== TASK MATERIAL ==

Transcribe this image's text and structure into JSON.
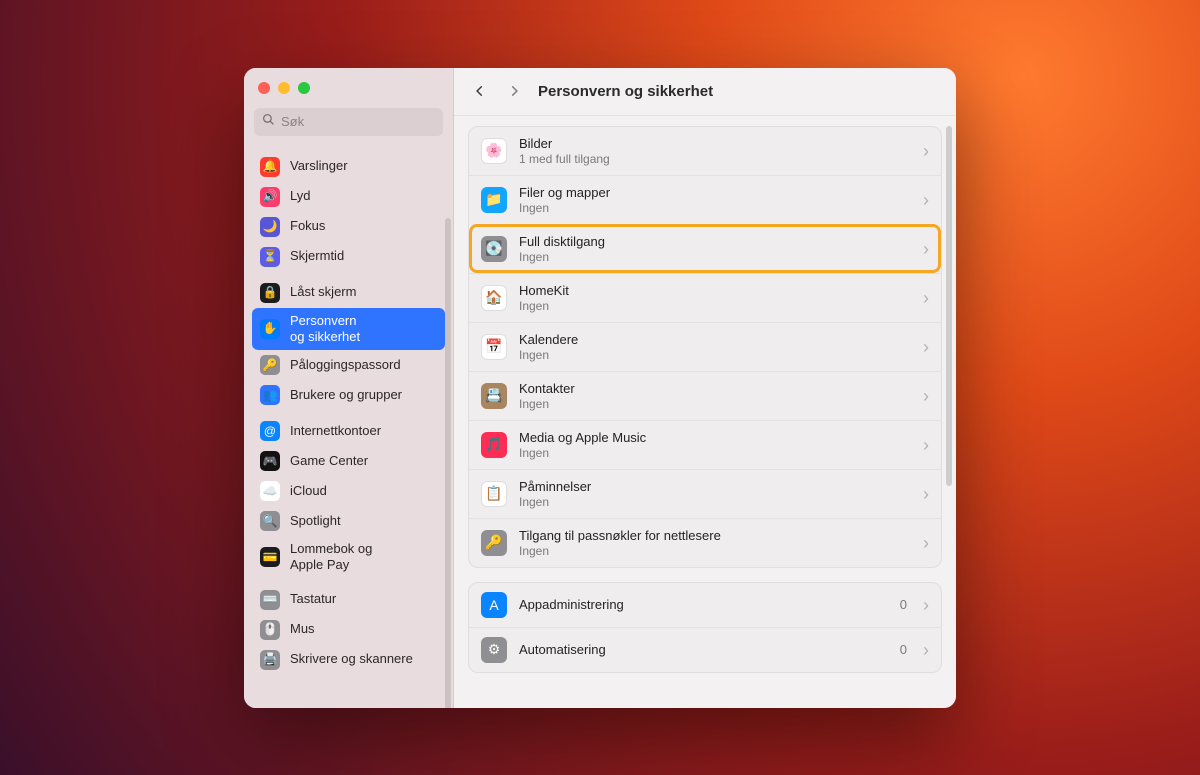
{
  "window": {
    "title": "Personvern og sikkerhet"
  },
  "search": {
    "placeholder": "Søk"
  },
  "sidebar": {
    "groups": [
      [
        {
          "label": "Varslinger",
          "icon": "🔔",
          "bg": "#ff3b30"
        },
        {
          "label": "Lyd",
          "icon": "🔊",
          "bg": "#ff3b6b"
        },
        {
          "label": "Fokus",
          "icon": "🌙",
          "bg": "#5856d6"
        },
        {
          "label": "Skjermtid",
          "icon": "⏳",
          "bg": "#5e5ce6"
        }
      ],
      [
        {
          "label": "Låst skjerm",
          "icon": "🔒",
          "bg": "#1c1c1e"
        },
        {
          "label": "Personvern\nog sikkerhet",
          "icon": "✋",
          "bg": "#007aff",
          "selected": true
        },
        {
          "label": "Påloggingspassord",
          "icon": "🔑",
          "bg": "#8e8e93"
        },
        {
          "label": "Brukere og grupper",
          "icon": "👥",
          "bg": "#2f74ff"
        }
      ],
      [
        {
          "label": "Internettkontoer",
          "icon": "@",
          "bg": "#0a84ff"
        },
        {
          "label": "Game Center",
          "icon": "🎮",
          "bg": "#121212"
        },
        {
          "label": "iCloud",
          "icon": "☁️",
          "bg": "#ffffff",
          "fg": "#0a84ff"
        },
        {
          "label": "Spotlight",
          "icon": "🔍",
          "bg": "#8e8e93"
        },
        {
          "label": "Lommebok og\nApple Pay",
          "icon": "💳",
          "bg": "#1c1c1e"
        }
      ],
      [
        {
          "label": "Tastatur",
          "icon": "⌨️",
          "bg": "#8e8e93"
        },
        {
          "label": "Mus",
          "icon": "🖱️",
          "bg": "#8e8e93"
        },
        {
          "label": "Skrivere og skannere",
          "icon": "🖨️",
          "bg": "#8e8e93"
        }
      ]
    ]
  },
  "main": {
    "sections": [
      [
        {
          "title": "Bilder",
          "sub": "1 med full tilgang",
          "icon": "🌸",
          "bg": "#ffffff"
        },
        {
          "title": "Filer og mapper",
          "sub": "Ingen",
          "icon": "📁",
          "bg": "#10a6ff"
        },
        {
          "title": "Full disktilgang",
          "sub": "Ingen",
          "icon": "💽",
          "bg": "#8e8e93",
          "highlight": true
        },
        {
          "title": "HomeKit",
          "sub": "Ingen",
          "icon": "🏠",
          "bg": "#ffffff",
          "fg": "#ff9500"
        },
        {
          "title": "Kalendere",
          "sub": "Ingen",
          "icon": "📅",
          "bg": "#ffffff"
        },
        {
          "title": "Kontakter",
          "sub": "Ingen",
          "icon": "📇",
          "bg": "#a9865f"
        },
        {
          "title": "Media og Apple Music",
          "sub": "Ingen",
          "icon": "🎵",
          "bg": "#ff2d55"
        },
        {
          "title": "Påminnelser",
          "sub": "Ingen",
          "icon": "📋",
          "bg": "#ffffff"
        },
        {
          "title": "Tilgang til passnøkler for nettlesere",
          "sub": "Ingen",
          "icon": "🔑",
          "bg": "#8e8e93"
        }
      ],
      [
        {
          "title": "Appadministrering",
          "count": "0",
          "icon": "A",
          "bg": "#0a84ff"
        },
        {
          "title": "Automatisering",
          "count": "0",
          "icon": "⚙︎",
          "bg": "#8e8e93"
        }
      ]
    ]
  }
}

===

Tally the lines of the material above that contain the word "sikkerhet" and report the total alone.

EXERCISE RESPONSE — 2